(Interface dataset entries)
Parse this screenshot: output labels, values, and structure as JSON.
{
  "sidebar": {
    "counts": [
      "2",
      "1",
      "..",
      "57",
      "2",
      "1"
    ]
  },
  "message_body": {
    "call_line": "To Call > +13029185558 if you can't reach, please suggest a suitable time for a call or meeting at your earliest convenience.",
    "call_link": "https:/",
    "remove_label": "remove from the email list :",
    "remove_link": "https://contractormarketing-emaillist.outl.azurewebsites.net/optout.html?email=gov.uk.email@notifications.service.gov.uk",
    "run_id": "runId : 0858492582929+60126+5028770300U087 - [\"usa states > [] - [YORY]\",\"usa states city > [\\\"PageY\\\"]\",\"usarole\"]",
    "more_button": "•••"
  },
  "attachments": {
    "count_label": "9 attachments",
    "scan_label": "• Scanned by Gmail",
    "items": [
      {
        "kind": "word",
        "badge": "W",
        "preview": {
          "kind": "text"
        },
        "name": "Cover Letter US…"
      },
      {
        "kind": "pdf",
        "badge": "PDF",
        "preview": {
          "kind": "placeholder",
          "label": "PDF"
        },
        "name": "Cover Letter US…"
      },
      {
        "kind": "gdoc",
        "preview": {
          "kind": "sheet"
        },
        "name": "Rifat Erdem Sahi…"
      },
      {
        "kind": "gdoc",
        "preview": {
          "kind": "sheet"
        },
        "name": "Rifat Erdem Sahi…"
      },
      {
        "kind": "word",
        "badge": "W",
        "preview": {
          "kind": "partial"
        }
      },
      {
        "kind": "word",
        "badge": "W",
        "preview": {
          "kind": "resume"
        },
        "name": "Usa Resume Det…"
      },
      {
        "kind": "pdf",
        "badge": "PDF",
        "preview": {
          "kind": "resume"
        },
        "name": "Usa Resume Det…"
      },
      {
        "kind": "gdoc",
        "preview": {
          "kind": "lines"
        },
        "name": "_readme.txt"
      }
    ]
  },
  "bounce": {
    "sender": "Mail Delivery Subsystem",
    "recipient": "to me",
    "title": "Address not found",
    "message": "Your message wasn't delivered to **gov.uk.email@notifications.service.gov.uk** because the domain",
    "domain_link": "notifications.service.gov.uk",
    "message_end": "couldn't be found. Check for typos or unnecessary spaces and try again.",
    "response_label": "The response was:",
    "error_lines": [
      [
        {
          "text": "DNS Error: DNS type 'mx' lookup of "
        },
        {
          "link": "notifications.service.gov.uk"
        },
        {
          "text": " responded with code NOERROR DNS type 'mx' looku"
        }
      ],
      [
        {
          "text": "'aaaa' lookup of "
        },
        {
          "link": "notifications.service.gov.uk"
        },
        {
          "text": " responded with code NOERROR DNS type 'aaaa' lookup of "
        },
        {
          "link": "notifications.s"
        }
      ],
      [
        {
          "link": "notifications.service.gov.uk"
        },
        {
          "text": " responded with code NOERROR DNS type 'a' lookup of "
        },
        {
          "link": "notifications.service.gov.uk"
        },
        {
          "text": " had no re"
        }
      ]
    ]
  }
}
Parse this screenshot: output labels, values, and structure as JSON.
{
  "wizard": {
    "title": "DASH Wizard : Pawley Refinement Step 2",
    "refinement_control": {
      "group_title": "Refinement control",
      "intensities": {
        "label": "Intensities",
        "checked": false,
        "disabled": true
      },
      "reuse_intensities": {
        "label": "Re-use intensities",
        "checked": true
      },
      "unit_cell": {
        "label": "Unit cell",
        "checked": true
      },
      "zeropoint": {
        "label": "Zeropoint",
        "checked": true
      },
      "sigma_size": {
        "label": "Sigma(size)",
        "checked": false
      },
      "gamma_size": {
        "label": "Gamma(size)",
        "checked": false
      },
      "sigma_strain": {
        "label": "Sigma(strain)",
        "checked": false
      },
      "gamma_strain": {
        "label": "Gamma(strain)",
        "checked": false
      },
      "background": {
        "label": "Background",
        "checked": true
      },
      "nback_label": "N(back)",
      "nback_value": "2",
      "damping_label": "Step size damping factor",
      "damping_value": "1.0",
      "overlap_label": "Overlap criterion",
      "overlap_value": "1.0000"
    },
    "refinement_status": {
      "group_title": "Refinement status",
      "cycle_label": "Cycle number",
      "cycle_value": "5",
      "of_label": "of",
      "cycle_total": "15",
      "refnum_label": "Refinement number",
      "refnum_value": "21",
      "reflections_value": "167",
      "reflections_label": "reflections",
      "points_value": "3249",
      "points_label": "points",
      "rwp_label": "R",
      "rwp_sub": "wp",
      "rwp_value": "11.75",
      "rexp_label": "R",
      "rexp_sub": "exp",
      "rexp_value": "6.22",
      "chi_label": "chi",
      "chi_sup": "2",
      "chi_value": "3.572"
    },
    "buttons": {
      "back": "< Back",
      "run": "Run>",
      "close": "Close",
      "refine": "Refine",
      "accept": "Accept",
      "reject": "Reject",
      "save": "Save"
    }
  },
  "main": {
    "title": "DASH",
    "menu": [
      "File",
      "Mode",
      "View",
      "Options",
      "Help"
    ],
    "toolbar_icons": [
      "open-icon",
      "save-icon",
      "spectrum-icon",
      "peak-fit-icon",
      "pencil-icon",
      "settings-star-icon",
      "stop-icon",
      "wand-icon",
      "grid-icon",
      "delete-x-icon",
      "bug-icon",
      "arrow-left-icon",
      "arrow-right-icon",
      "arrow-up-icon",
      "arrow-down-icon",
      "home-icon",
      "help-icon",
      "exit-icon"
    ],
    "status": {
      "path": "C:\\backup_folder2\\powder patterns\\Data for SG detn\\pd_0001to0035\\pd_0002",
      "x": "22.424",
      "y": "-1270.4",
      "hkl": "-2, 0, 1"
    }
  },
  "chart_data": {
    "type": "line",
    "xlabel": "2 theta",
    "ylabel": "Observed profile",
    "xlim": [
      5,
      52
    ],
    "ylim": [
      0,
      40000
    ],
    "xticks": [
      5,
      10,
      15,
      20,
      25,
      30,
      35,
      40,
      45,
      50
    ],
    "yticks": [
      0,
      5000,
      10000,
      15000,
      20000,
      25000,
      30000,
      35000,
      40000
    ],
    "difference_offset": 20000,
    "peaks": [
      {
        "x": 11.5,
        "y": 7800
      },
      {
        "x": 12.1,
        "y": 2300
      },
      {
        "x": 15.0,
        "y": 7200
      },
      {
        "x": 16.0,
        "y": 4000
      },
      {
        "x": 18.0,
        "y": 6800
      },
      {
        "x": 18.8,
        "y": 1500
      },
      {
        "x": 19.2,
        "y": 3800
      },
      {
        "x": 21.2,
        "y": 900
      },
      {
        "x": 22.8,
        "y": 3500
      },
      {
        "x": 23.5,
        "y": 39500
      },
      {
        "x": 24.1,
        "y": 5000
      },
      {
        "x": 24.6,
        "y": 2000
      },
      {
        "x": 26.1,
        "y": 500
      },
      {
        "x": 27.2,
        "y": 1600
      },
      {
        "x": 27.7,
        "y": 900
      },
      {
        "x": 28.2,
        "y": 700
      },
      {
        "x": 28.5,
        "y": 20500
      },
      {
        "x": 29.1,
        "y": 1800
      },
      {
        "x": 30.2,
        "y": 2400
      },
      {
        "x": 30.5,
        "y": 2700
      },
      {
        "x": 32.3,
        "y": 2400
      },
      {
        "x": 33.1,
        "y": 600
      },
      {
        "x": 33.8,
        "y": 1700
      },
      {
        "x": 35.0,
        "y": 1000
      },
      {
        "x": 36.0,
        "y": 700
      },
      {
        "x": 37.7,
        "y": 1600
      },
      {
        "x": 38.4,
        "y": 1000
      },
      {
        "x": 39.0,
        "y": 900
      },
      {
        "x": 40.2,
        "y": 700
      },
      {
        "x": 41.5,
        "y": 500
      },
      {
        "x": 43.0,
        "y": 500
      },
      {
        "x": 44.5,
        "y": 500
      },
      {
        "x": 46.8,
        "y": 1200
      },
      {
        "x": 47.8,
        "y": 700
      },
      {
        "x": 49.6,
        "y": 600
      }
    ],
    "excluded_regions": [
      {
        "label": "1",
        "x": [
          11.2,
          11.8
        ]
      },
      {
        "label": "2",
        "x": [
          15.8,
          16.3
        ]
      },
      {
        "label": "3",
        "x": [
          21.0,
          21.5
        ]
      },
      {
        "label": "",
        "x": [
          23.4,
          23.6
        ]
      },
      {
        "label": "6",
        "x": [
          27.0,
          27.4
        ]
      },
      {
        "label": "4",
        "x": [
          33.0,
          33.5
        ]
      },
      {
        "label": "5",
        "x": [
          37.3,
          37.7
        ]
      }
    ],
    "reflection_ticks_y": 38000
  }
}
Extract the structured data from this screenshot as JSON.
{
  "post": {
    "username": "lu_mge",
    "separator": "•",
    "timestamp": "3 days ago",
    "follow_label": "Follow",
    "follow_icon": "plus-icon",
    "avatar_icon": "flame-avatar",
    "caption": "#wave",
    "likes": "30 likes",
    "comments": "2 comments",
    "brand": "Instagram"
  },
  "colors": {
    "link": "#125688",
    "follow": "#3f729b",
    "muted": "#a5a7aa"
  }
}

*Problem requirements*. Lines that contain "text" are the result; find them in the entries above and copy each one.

*Answer to this task*.
          "kind": "text"
          "text": "DNS Error: DNS type 'mx' lookup of "
          "text": " responded with code NOERROR DNS type 'mx' looku"
          "text": "'aaaa' lookup of "
          "text": " responded with code NOERROR DNS type 'aaaa' lookup of "
          "text": " responded with code NOERROR DNS type 'a' lookup of "
          "text": " had no re"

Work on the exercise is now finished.